    I want all of you who ride their bike to work every day to stop for one second and think about putting a helmet on. You just need to protect that noggin.

  2. Chances are that a helmet won’t make much differnce in a cyclist vs van accident, but every little bit helps.

    Never forget your brain bucket. I never liked helmets, I wore one due to the law, one day I impacted hard enough to crack the shall and dislodge the foam insert. That helmet kept me out of Neuro ICU or worst.

    Rest in peace fellow cyclist.

  3. i didn’t used to wear a helmet while riding, but shortly after adding one to my gear i fell on my own and cracked the helmet.

    helmets suck and they’re uncomfortable, but their benefits outweigh their costs.

  4. I was an avid cyclist when I was 18. I used to bike all over the five boroughs of New York sans helmet, most of the time drunk and high. This was when no one wore helmets and it was just my friends and I and bike messengers out there. Took many nasty spills and never more than some cuts and bruises. I have to wonder how much really bad luck and freakish bad timing is more the issue than whether someone has a helmet on or not. With that said I won’t let my son ride his bike without wearing one and it’s better than not that it’s enforced these days. What’s nuts is there are states out there like Florida that don’t even require motorcyclists to wear one.

  5. Why is it that a fatal injury it’s only noted that the cyclist was not wearing a helmet when you don’t see it noted when a cyclist dies that is wearing a helmet? Helmets give the rider and the people in traffic a false sense that a helmet will save your life when if you’re hit hard there’s nothing that’s going to protect you in your 40 pound bike against a two tone car/truck/van from killing you.

  6. This is true, but at the same time the helmet certainly isn’t going to hurt. It’s one of those things where the benefits outweigh the costs by such a wide margin that even though a helmet won’t always help, it helps often enough that it should always be worn.

    Very sad news, especially how young he was – I was really hoping to hear he had pulled through. My condolences to his family.

  7. I just wanted to regognize that Dick Cantwell showed loads of strength this week giving his previously planned lectures on brewing at the AHA Conference. After hearing about the tragic death of his son, I expected him to cancel. He came through for the community of brewers, and continued to spread his knowledge in the midst of tragedy.

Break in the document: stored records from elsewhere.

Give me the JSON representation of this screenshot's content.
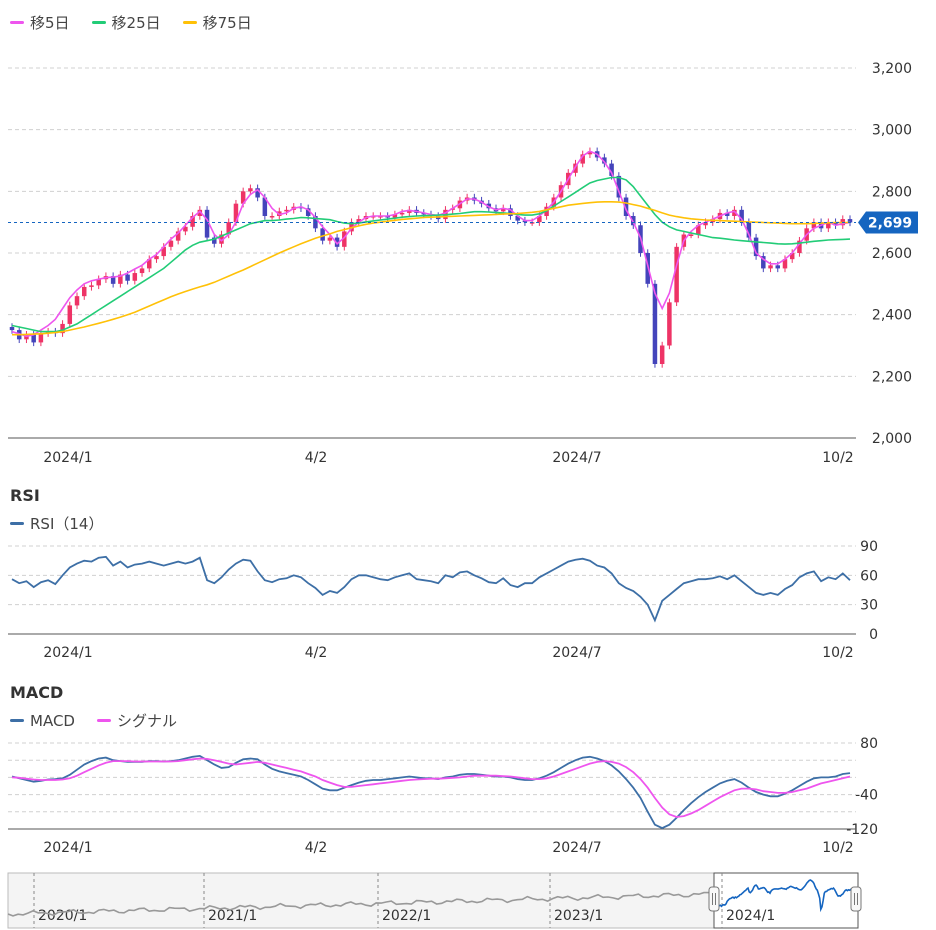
{
  "colors": {
    "up": "#ee3366",
    "down": "#4444bb",
    "ma5": "#ee55ee",
    "ma25": "#22cc77",
    "ma75": "#ffc107",
    "rsi": "#3d6fa6",
    "macd": "#3d6fa6",
    "signal": "#ee55ee",
    "current_badge": "#1565c0",
    "grid": "#d0d0d0",
    "navigator_history": "#999999",
    "navigator_range": "#1565c0"
  },
  "legend": [
    {
      "label": "移5日",
      "color": "#ee55ee"
    },
    {
      "label": "移25日",
      "color": "#22cc77"
    },
    {
      "label": "移75日",
      "color": "#ffc107"
    }
  ],
  "x_labels": [
    "2024/1",
    "4/2",
    "2024/7",
    "10/2"
  ],
  "panels": {
    "rsi": {
      "title": "RSI",
      "legend": "RSI（14）"
    },
    "macd": {
      "title": "MACD",
      "legend_macd": "MACD",
      "legend_signal": "シグナル"
    }
  },
  "current_price_label": "2,699",
  "navigator": {
    "years": [
      "2020/1",
      "2021/1",
      "2022/1",
      "2023/1",
      "2024/1"
    ]
  },
  "chart_data": [
    {
      "type": "candlestick",
      "series": [
        {
          "name": "移5日",
          "values": [
            2345,
            2338,
            2330,
            2335,
            2350,
            2365,
            2385,
            2420,
            2455,
            2480,
            2500,
            2510,
            2515,
            2520,
            2522,
            2525,
            2535,
            2548,
            2560,
            2580,
            2595,
            2620,
            2645,
            2665,
            2690,
            2715,
            2735,
            2708,
            2660,
            2640,
            2660,
            2700,
            2760,
            2790,
            2805,
            2780,
            2745,
            2725,
            2730,
            2745,
            2750,
            2740,
            2715,
            2685,
            2660,
            2630,
            2650,
            2680,
            2700,
            2715,
            2720,
            2720,
            2720,
            2725,
            2735,
            2738,
            2735,
            2730,
            2725,
            2722,
            2730,
            2745,
            2760,
            2775,
            2775,
            2765,
            2750,
            2740,
            2745,
            2740,
            2720,
            2705,
            2705,
            2720,
            2740,
            2765,
            2800,
            2840,
            2880,
            2915,
            2930,
            2920,
            2895,
            2860,
            2800,
            2740,
            2700,
            2650,
            2560,
            2470,
            2420,
            2470,
            2560,
            2640,
            2670,
            2690,
            2700,
            2710,
            2720,
            2730,
            2735,
            2710,
            2660,
            2600,
            2580,
            2565,
            2565,
            2580,
            2600,
            2630,
            2660,
            2680,
            2690,
            2700,
            2690,
            2695,
            2699
          ]
        },
        {
          "name": "移25日",
          "values": [
            2365,
            2360,
            2355,
            2350,
            2345,
            2345,
            2345,
            2350,
            2360,
            2370,
            2385,
            2400,
            2415,
            2430,
            2445,
            2460,
            2475,
            2490,
            2505,
            2520,
            2535,
            2550,
            2570,
            2590,
            2610,
            2625,
            2635,
            2640,
            2645,
            2655,
            2665,
            2675,
            2685,
            2695,
            2700,
            2705,
            2705,
            2707,
            2710,
            2712,
            2715,
            2714,
            2712,
            2710,
            2708,
            2702,
            2697,
            2695,
            2697,
            2701,
            2704,
            2707,
            2710,
            2713,
            2716,
            2718,
            2720,
            2721,
            2722,
            2723,
            2724,
            2726,
            2728,
            2731,
            2734,
            2734,
            2733,
            2731,
            2730,
            2728,
            2725,
            2723,
            2723,
            2727,
            2737,
            2752,
            2767,
            2782,
            2797,
            2812,
            2827,
            2835,
            2840,
            2845,
            2845,
            2837,
            2815,
            2785,
            2755,
            2725,
            2700,
            2685,
            2675,
            2670,
            2665,
            2660,
            2655,
            2650,
            2648,
            2645,
            2642,
            2640,
            2638,
            2636,
            2634,
            2632,
            2630,
            2629,
            2630,
            2632,
            2635,
            2638,
            2640,
            2642,
            2643,
            2644,
            2645
          ]
        },
        {
          "name": "移75日",
          "values": [
            2335,
            2335,
            2336,
            2337,
            2338,
            2340,
            2342,
            2345,
            2350,
            2355,
            2360,
            2366,
            2372,
            2378,
            2385,
            2392,
            2400,
            2408,
            2418,
            2428,
            2438,
            2448,
            2458,
            2467,
            2475,
            2483,
            2490,
            2497,
            2505,
            2515,
            2525,
            2535,
            2545,
            2556,
            2567,
            2578,
            2589,
            2600,
            2610,
            2620,
            2630,
            2639,
            2648,
            2655,
            2662,
            2670,
            2676,
            2682,
            2688,
            2693,
            2697,
            2700,
            2703,
            2706,
            2709,
            2711,
            2713,
            2715,
            2716,
            2717,
            2718,
            2719,
            2720,
            2721,
            2722,
            2723,
            2724,
            2725,
            2726,
            2727,
            2728,
            2730,
            2732,
            2735,
            2740,
            2745,
            2750,
            2755,
            2758,
            2761,
            2763,
            2765,
            2766,
            2766,
            2765,
            2762,
            2757,
            2752,
            2745,
            2738,
            2730,
            2723,
            2718,
            2714,
            2711,
            2709,
            2707,
            2706,
            2705,
            2704,
            2703,
            2702,
            2701,
            2700,
            2699,
            2698,
            2697,
            2696,
            2695,
            2695,
            2695,
            2696,
            2697,
            2698,
            2699,
            2699,
            2699
          ]
        }
      ],
      "close": [
        2350,
        2320,
        2335,
        2310,
        2340,
        2345,
        2340,
        2370,
        2430,
        2460,
        2490,
        2495,
        2515,
        2525,
        2500,
        2530,
        2510,
        2535,
        2550,
        2580,
        2590,
        2620,
        2640,
        2670,
        2685,
        2720,
        2740,
        2650,
        2630,
        2660,
        2700,
        2760,
        2800,
        2810,
        2780,
        2720,
        2720,
        2735,
        2740,
        2750,
        2745,
        2720,
        2680,
        2640,
        2650,
        2620,
        2670,
        2700,
        2710,
        2720,
        2720,
        2720,
        2715,
        2725,
        2730,
        2740,
        2730,
        2725,
        2720,
        2710,
        2740,
        2745,
        2770,
        2780,
        2770,
        2760,
        2745,
        2735,
        2745,
        2720,
        2705,
        2700,
        2700,
        2720,
        2750,
        2780,
        2820,
        2860,
        2890,
        2920,
        2930,
        2910,
        2890,
        2850,
        2780,
        2720,
        2690,
        2600,
        2500,
        2240,
        2300,
        2440,
        2620,
        2660,
        2660,
        2690,
        2700,
        2710,
        2730,
        2720,
        2740,
        2700,
        2650,
        2590,
        2550,
        2560,
        2550,
        2580,
        2600,
        2640,
        2680,
        2700,
        2680,
        2700,
        2690,
        2710,
        2699
      ]
    },
    {
      "type": "line",
      "name": "RSI（14）",
      "ylim": [
        0,
        100
      ],
      "yticks": [
        0,
        30,
        60,
        90
      ],
      "values": [
        56,
        52,
        54,
        48,
        53,
        55,
        51,
        60,
        68,
        72,
        75,
        74,
        78,
        79,
        70,
        74,
        68,
        71,
        72,
        74,
        72,
        70,
        72,
        74,
        72,
        74,
        78,
        55,
        52,
        58,
        66,
        72,
        76,
        75,
        64,
        55,
        53,
        56,
        57,
        60,
        58,
        52,
        47,
        40,
        44,
        42,
        48,
        56,
        60,
        60,
        58,
        56,
        55,
        58,
        60,
        62,
        56,
        55,
        54,
        52,
        60,
        58,
        63,
        64,
        60,
        57,
        53,
        52,
        57,
        50,
        48,
        52,
        52,
        58,
        62,
        66,
        70,
        74,
        76,
        77,
        75,
        70,
        68,
        62,
        52,
        47,
        44,
        38,
        30,
        14,
        34,
        40,
        46,
        52,
        54,
        56,
        56,
        57,
        59,
        56,
        60,
        54,
        48,
        42,
        40,
        42,
        40,
        46,
        50,
        58,
        62,
        64,
        54,
        58,
        56,
        62,
        55
      ]
    },
    {
      "type": "line",
      "ylim": [
        -130,
        110
      ],
      "yticks": [
        -120,
        -40,
        80
      ],
      "series": [
        {
          "name": "MACD",
          "values": [
            2,
            -2,
            -6,
            -10,
            -8,
            -5,
            -4,
            -2,
            6,
            18,
            30,
            38,
            44,
            46,
            40,
            38,
            36,
            36,
            36,
            38,
            38,
            37,
            38,
            40,
            44,
            48,
            50,
            40,
            30,
            22,
            24,
            34,
            42,
            44,
            42,
            30,
            20,
            14,
            10,
            6,
            2,
            -6,
            -16,
            -26,
            -30,
            -30,
            -24,
            -18,
            -12,
            -8,
            -6,
            -6,
            -4,
            -2,
            0,
            2,
            0,
            -2,
            -2,
            -4,
            0,
            2,
            6,
            8,
            8,
            6,
            4,
            2,
            2,
            0,
            -4,
            -6,
            -6,
            -2,
            4,
            12,
            22,
            32,
            40,
            46,
            48,
            44,
            38,
            28,
            14,
            -4,
            -24,
            -48,
            -80,
            -110,
            -118,
            -110,
            -94,
            -76,
            -60,
            -46,
            -34,
            -24,
            -14,
            -8,
            -4,
            -12,
            -24,
            -34,
            -40,
            -44,
            -44,
            -38,
            -30,
            -20,
            -10,
            -2,
            0,
            0,
            2,
            8,
            10
          ]
        },
        {
          "name": "シグナル",
          "values": [
            0,
            -1,
            -3,
            -5,
            -6,
            -6,
            -6,
            -5,
            -2,
            4,
            12,
            20,
            28,
            34,
            38,
            38,
            38,
            37,
            37,
            37,
            37,
            37,
            37,
            38,
            40,
            42,
            44,
            43,
            40,
            36,
            32,
            30,
            32,
            34,
            36,
            34,
            30,
            26,
            22,
            18,
            14,
            8,
            2,
            -6,
            -12,
            -18,
            -22,
            -22,
            -20,
            -18,
            -16,
            -14,
            -12,
            -10,
            -8,
            -6,
            -5,
            -4,
            -3,
            -3,
            -2,
            -1,
            0,
            2,
            4,
            4,
            4,
            4,
            3,
            2,
            0,
            -2,
            -4,
            -4,
            -2,
            2,
            8,
            14,
            20,
            26,
            32,
            36,
            38,
            36,
            32,
            24,
            12,
            -4,
            -24,
            -48,
            -70,
            -86,
            -92,
            -90,
            -84,
            -76,
            -66,
            -56,
            -46,
            -38,
            -30,
            -26,
            -26,
            -28,
            -32,
            -34,
            -36,
            -36,
            -34,
            -30,
            -26,
            -20,
            -14,
            -10,
            -6,
            -2,
            2
          ]
        }
      ]
    }
  ]
}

    I pray for his son and family, but must also toast Dick’s bravery, and passion for his art.